Investors have slightly increased their cash allocation, deeming that inflation and 'taper tantrums' could topple the record rally in financial markets, BofA's March fund manager survey showed on Tuesday. nL8N2LE2K2

Latest data showed retail sales dropped more than expected in February due to bitterly cold weather across the country but a rebound is likely. Another report indicated winter storms in Texas led to a plunge in U.S. factory output last month. nL1N2LD1V6nL1N2LD290

At 10:07 a.m. ET, the Dow Jones Industrial Average .DJI fell 112.00 points, or 0.34%, to 32,841.46, the S&P 500 .SPX gained 4.45 points, or 0.11%, to 3,973.39 and the Nasdaq Composite .IXIC gained 102.93 points, or 0.76%, to 13,562.64.

Energy stocks .SPNY slumped about 3% on a drop in oil prices while financials .SPNY retreated about 1.4%. Technology .SPLRCT and communication services .SPLRCL jumped over 1% each.

The Russell growth index .RLG climbed 0.9% versus the Russell value index's .RLV 0.4% fall, in a slight reversal of recent trend away from technology and other high-growth stocks.

Ford Motor Co F.N dropped about 3% after announcing a $2 billion convertible debt deal. nL1N2LE0TZ

Declining issues outnumbered advancers by a 1.7-to-1 ratio on the NYSE and by a 1.6-to-1 ratio on the Nasdaq.

The S&P 500 posted 70 new 52-week highs and no new low, while the Nasdaq recorded 272 new highs and 29 new lows.


(Reporting by Medha Singh and Shashank Nayar in Bengaluru; Editing by Maju Samuel)
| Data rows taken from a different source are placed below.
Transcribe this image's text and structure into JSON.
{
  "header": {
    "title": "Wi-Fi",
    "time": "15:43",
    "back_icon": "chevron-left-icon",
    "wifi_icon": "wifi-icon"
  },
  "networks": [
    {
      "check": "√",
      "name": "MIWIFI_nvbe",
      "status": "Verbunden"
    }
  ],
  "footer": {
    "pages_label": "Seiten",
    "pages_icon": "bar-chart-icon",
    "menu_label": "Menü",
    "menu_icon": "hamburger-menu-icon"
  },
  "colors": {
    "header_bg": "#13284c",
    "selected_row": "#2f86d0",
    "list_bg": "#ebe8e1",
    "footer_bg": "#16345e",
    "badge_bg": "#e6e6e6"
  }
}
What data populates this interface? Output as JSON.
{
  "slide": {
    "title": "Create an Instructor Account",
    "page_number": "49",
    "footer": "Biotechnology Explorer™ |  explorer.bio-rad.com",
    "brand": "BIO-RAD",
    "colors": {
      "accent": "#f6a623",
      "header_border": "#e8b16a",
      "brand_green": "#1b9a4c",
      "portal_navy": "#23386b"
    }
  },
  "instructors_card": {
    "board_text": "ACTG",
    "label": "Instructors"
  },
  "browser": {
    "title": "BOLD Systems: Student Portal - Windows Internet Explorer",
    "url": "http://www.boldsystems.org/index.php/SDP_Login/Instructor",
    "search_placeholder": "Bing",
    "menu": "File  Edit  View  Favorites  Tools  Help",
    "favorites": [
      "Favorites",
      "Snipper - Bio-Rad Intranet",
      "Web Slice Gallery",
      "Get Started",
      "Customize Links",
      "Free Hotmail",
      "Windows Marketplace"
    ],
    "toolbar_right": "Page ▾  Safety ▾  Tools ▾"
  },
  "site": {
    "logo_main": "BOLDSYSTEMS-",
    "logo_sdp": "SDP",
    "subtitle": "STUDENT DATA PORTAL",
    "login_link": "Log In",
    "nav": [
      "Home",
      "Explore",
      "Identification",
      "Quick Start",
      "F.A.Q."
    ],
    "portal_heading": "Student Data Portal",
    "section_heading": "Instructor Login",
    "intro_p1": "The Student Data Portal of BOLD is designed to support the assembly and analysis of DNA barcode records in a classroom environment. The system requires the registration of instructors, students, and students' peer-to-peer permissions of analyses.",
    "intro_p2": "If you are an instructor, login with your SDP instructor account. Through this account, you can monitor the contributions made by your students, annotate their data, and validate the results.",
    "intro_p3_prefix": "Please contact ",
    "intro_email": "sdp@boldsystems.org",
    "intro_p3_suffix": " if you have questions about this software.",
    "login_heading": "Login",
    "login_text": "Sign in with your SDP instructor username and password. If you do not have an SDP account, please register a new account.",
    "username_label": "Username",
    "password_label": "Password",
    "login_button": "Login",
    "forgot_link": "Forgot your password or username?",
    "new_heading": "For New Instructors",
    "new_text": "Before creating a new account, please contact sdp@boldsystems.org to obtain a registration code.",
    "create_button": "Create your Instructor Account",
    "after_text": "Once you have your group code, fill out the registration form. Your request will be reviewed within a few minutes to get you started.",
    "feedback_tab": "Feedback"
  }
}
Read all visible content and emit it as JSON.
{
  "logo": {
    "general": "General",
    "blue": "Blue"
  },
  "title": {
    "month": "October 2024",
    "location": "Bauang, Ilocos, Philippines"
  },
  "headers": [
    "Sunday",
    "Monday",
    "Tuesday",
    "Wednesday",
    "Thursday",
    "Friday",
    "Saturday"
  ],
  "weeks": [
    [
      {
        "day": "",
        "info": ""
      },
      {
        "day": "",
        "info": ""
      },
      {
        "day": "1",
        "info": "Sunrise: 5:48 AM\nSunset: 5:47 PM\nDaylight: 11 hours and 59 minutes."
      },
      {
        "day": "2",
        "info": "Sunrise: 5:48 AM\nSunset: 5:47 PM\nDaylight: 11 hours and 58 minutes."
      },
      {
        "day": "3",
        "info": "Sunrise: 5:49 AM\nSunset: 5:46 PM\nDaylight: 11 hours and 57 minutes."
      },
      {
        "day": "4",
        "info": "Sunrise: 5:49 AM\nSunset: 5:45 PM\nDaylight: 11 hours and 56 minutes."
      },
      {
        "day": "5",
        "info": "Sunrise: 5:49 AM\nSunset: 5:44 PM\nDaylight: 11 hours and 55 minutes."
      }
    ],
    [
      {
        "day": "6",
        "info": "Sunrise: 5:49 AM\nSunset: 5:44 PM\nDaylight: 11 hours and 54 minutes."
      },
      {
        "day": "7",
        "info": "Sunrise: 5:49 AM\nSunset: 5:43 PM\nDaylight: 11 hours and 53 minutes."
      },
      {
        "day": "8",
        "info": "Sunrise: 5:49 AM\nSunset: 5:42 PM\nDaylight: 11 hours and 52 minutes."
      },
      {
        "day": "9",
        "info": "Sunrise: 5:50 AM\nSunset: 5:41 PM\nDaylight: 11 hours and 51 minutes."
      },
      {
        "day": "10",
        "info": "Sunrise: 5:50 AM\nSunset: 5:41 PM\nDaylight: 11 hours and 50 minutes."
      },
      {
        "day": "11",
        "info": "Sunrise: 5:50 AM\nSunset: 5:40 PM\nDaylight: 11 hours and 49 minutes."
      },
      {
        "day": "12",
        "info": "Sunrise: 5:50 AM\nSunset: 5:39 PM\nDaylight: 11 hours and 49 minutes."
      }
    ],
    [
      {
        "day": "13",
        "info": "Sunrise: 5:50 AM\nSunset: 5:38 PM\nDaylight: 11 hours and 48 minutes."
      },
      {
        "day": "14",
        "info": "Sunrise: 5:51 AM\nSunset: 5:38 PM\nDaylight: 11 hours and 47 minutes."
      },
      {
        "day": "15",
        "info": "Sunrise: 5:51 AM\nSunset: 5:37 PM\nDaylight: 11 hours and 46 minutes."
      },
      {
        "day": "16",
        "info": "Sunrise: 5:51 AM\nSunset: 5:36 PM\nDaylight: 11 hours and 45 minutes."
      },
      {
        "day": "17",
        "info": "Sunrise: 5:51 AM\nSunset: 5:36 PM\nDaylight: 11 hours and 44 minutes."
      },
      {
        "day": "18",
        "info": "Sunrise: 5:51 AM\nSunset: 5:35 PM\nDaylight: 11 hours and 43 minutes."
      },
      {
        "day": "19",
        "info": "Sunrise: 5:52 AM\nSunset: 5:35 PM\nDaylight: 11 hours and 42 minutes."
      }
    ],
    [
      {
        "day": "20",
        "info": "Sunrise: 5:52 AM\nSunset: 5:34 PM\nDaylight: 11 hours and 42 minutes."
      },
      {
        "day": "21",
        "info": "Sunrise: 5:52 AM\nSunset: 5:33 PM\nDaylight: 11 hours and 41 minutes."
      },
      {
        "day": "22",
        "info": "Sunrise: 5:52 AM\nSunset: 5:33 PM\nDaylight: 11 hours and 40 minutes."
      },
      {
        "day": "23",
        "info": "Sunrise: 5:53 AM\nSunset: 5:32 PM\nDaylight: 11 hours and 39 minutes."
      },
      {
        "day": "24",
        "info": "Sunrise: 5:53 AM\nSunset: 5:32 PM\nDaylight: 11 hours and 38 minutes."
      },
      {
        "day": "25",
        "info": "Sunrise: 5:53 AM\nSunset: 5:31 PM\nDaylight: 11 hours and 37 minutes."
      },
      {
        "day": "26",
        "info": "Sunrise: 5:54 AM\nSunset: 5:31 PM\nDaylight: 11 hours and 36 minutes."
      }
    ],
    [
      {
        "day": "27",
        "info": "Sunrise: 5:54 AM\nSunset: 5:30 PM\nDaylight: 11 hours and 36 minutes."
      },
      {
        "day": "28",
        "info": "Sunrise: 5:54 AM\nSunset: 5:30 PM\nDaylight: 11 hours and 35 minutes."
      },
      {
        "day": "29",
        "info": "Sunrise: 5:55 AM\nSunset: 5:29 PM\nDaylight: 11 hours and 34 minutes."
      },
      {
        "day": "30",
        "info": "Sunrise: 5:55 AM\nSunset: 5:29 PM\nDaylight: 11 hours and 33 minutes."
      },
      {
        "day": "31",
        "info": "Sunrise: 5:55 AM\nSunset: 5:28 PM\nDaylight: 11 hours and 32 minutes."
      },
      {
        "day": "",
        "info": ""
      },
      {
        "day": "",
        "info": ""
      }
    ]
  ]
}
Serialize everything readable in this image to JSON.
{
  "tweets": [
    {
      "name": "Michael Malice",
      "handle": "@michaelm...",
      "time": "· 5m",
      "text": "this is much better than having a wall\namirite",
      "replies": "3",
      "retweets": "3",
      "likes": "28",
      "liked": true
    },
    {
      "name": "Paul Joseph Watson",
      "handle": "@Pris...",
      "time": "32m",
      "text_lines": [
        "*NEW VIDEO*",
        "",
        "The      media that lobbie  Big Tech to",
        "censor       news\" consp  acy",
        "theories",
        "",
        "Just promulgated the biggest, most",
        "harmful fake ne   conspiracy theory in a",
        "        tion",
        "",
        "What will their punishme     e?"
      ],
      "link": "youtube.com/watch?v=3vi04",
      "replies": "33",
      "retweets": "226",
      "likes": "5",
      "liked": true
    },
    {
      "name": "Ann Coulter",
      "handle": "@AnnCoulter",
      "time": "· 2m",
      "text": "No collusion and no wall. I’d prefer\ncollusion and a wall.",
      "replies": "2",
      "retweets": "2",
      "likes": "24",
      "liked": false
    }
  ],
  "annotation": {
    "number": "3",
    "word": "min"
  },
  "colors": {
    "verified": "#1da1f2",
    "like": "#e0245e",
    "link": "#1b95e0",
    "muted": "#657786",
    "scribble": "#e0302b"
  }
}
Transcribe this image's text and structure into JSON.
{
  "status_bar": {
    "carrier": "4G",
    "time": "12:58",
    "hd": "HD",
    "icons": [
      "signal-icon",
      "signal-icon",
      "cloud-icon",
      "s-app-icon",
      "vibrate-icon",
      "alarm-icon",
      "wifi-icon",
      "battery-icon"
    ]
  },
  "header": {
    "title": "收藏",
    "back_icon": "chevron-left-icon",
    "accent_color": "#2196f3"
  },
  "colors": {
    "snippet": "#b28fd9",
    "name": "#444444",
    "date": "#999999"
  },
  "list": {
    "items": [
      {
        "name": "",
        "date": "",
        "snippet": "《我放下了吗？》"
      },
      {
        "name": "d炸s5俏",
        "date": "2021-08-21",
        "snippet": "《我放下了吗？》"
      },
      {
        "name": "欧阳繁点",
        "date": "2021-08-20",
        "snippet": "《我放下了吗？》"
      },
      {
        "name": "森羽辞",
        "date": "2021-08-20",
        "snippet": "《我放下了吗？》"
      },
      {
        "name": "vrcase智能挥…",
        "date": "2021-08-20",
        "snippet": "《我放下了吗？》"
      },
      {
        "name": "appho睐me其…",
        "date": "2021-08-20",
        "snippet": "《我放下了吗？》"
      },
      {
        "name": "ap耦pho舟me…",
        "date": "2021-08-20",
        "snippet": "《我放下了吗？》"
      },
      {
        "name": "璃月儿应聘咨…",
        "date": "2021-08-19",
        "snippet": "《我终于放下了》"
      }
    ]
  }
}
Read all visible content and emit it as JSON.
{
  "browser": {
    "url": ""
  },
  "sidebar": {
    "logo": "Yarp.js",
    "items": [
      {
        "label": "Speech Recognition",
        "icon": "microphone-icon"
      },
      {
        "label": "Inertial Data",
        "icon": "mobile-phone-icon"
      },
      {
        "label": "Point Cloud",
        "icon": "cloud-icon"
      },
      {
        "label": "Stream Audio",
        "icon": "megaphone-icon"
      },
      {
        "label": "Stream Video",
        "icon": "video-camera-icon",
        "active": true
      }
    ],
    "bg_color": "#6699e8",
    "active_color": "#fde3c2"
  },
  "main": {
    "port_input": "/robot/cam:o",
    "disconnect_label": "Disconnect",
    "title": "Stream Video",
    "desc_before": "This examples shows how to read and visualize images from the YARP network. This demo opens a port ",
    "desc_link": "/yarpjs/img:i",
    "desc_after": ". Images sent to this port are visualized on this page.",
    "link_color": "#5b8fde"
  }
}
((Shashank.Nayar@thomsonreuters.com; within U.S. +1 646 223 8780; outside U.S. +91 80 6182 2256;))